■ **HOW TO COMPLETE THIS TASK**: Whenever the string "title" turns up in a line of the data below, copy that line.

* * *

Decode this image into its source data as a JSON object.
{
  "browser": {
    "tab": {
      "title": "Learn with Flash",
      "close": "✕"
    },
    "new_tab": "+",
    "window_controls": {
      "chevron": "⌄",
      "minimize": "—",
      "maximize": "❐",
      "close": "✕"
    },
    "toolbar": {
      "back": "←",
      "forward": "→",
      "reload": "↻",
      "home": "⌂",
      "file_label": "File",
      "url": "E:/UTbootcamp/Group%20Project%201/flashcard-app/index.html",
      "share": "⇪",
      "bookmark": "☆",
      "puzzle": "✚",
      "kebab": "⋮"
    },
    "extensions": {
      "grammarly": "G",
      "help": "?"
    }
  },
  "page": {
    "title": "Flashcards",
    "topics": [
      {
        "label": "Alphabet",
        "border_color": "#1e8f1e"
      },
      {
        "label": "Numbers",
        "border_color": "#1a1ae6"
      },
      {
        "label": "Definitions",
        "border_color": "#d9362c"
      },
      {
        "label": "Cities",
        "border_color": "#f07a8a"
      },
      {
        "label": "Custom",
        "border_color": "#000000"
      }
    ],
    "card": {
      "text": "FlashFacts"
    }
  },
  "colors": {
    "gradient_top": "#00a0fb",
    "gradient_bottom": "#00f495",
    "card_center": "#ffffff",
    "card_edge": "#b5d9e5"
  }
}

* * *

■ **RESPONSE**:
      "title": "Learn with Flash",
    "title": "Flashcards",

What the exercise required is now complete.